Nellie Spindler was born in Wakefield in September 1891. Nellie was her actual Christian name, being baptised on the 11th November 1891. In 1911 Nellie was a hospital nurse at the City Fever Hospital in Wakefield and from 1912 to 1915 was working at the Township Infirmary, Leeds. From November 1915 until May 1917 she was a staff nurse at Whittington Military Hospital in Litchfield. Nellie then worked as a Staff Nurse with the Queen Alexandra’s Imperial Military Nursing Service, which had been formed in 1902 from the Army Nursing Service of 1881. From May 1917 she was a staff nurse at Stationary Hospital in Abbeville, France. Neillie also worked as a staff nurse in No. 44 Casualty Clearing Station, a British evacuation hospital located at Brandhoek, a small hamlet near Poperinghe in Belgium. It had a high mortality rate as No 44 CCS was closer to the front line than most and also close to a railway line and munitions dump. It was shelled often as the enemy tried to destroy the rail network thus preventing more munitions reaching the front line. On the 31st July 1917 the Third Battle of Ypres began. On that day alone a total of 6869 casualties were registered in the four Casualty Clearing Stations and surgeons carried out 582 operations. On Tuesday, 21st August, 1917 the hospital was shelled and at 11 o’clock in the morning Nellie was hit by shrapnel. She became unconscious immediately and although tended by her fellow nurses she…

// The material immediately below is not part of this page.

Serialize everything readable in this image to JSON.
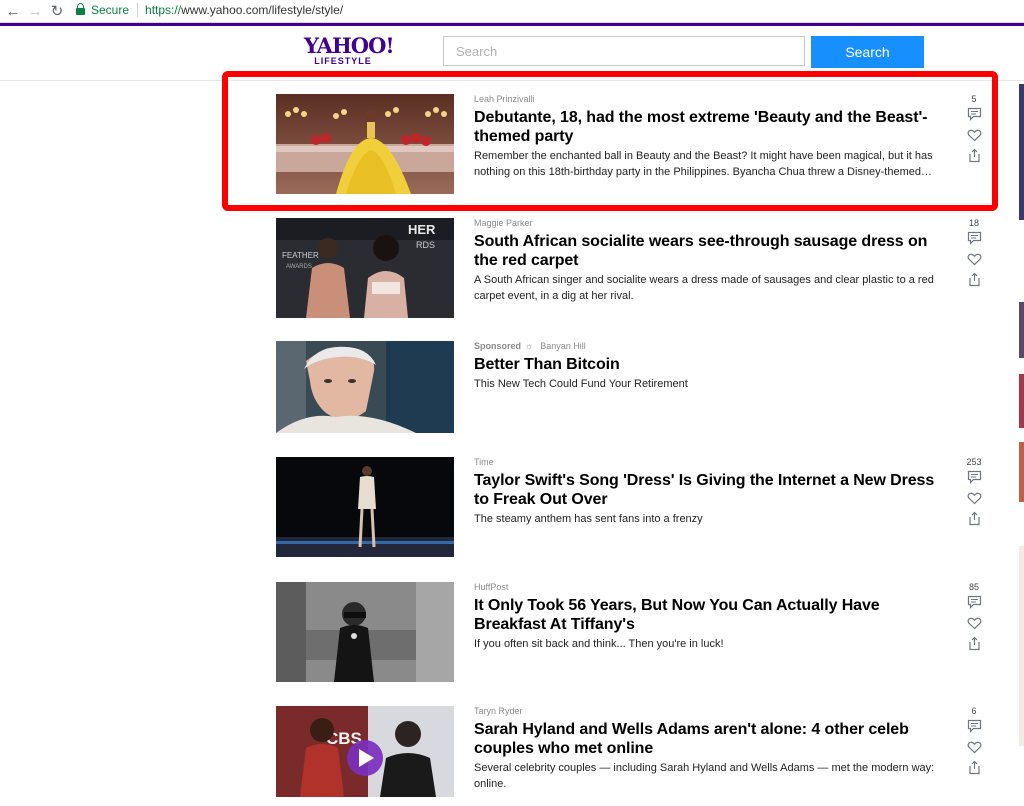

In October 1915 Geoffrey Howard Smith was commissioned as a 2nd Lieutenant in the 5th Battalion from being a member of the ranks of the Inns of Court Officer Training Corps (O.T.C.). At that time he was probably based at the O.T.C. training camp at Berkhamsted Common Hertfordshire. In August 1916 he is listed as wounded in France. He recovers from his wounds but in June 1918 he is listed as missing then confirmed as a prisoner of war in September 1918. Smith remained in captivity until his release and return to England in January 1919. This event is recognised by a letter sent to him from King George V.